The hillside shantytown of La Carapita lies on the outskirts of Caracas, Venezuela. Its houses, which often hold up to ten people, are constructed mostly of thin cardboard and tin. Their religious leader is a spunky, 31-year-old nun known as Lourdes Fuentes. In her flip-flops and jeans she conducts a mass that calls upon the members of her congregation to interpret the Bible for themselves and asks them to share publicly their personal opinions regarding Jesus and the Scriptures.
The priest who is formally assigned to this town, Juan Solorzano, rarely visits the congregation of La Carapita. He finds the town to be too dangerous and prefers to remain safely in his upper-middle class neighborhood in Caracas. When he does visit, however, he offers an austere service with no participation, which stands in stark contrast to the services of Lourdes Fuentes. Whereas Fuentes believes in a God who encourages the poor to empower themselves, Solorzano instructs the villagers to embrace their poverty and hunger so as to bring them closer to God. Solorzano also warns against the use of condoms, which he says are ineffective, and abortion, which he labels a sin.
He and other members of the Church hierarchy have scolded Fuentes on many occasions for her progressive, participatory services, as well as her encouragement of condom use and abortion, both of which disregard many of the long-held teachings of the Catholic Church. However, Fuentes remains unfazed by the reprimands of her superiors and promises to continue her work in the village for as long as possible. "We do not want to see 12-year-old girls having babies or 19-year-old boys dying of AIDS. But in many churches the nuns are too afraid to do the same" she says.
A War of Ideologies
Small-scale grassroots progressives such as Fuentes are by no means anomalies in Catholic Latin America. Over the last half century, this region, which has become the most dynamic part of the world for Roman Catholicism, housing 447.1 million of its adherents, has witnessed the rise of a progressive movement aimed specifically at serving the needs of the masses. But priests and bishops with traditional Catholic profiles similar to Solorzano's are no less common. In fact, the conflict between the two religious leaders in La Carapita is simply one example of the thousands of battles being waged throughout Latin America in an ideological war between conservative Catholic elites and local grass-roots progressives.
Similar conflicts have manifested themselves in almost every Latin American country. Progressive priests and nuns, in an effort to tailor Catholicism to the social and economic needs of the common people, tend to preach a form of Catholicism that is much more forgiving on issues such as poverty, contraception, abortion, and AIDS. In contrast, the goals of the more traditional senior members of the Church hierarchy, and of the Vatican itself, have generally been to enforce adherence to the long-established precepts of the Catholic Church. For decades there has been a constant flow of reprimands and criticisms from the Vatican, accusing local priests of violating Church doctrine and basic Catholic tenets.

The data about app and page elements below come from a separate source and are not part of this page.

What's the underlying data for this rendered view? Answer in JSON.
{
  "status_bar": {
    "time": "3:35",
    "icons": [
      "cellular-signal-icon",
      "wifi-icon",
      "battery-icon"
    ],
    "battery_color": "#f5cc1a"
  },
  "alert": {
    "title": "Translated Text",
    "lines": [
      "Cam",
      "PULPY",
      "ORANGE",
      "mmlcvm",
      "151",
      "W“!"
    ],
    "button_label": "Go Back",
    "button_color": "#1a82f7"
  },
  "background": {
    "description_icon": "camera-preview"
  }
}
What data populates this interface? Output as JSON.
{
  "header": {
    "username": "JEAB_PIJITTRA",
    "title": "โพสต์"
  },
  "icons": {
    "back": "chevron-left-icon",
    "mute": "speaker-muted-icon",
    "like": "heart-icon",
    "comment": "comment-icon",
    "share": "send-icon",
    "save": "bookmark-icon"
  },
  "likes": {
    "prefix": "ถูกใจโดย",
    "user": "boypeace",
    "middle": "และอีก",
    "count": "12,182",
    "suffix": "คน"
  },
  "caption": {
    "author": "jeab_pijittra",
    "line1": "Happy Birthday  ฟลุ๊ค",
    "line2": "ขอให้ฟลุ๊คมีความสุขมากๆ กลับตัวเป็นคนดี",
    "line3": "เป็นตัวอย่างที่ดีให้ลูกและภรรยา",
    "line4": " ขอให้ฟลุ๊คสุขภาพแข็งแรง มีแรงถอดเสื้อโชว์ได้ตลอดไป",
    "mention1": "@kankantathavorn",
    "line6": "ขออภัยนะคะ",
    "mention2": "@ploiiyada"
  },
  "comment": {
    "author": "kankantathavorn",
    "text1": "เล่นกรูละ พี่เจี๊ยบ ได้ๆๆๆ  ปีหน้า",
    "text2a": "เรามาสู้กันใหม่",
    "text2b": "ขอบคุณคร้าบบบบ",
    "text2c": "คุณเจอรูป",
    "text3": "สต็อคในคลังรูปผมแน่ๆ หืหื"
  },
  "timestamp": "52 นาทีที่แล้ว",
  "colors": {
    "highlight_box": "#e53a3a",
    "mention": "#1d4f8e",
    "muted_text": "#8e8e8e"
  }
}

While some progressive leaders continue undaunted, preaching a Catholicism similar to that of Lourdes Fuentes, other priests and nuns are beginning to feel increasingly disillusioned with the official positions of their superiors. Some progressive leaders have been sanctioned or officially reprimanded, and others have been expelled from the Church entirely. In addition, with the April 2005 election of Pope Benedict XVI, an ideological conservative with traditional views on a number of social issues, many are losing heart in what is increasingly becoming an uphill battle against the Church authorities. As a result, the ratio of priests to Catholics in Latin America, according to the Associated Press, is now one of the lowest in the world, with one priest to every 6,364 Catholics. …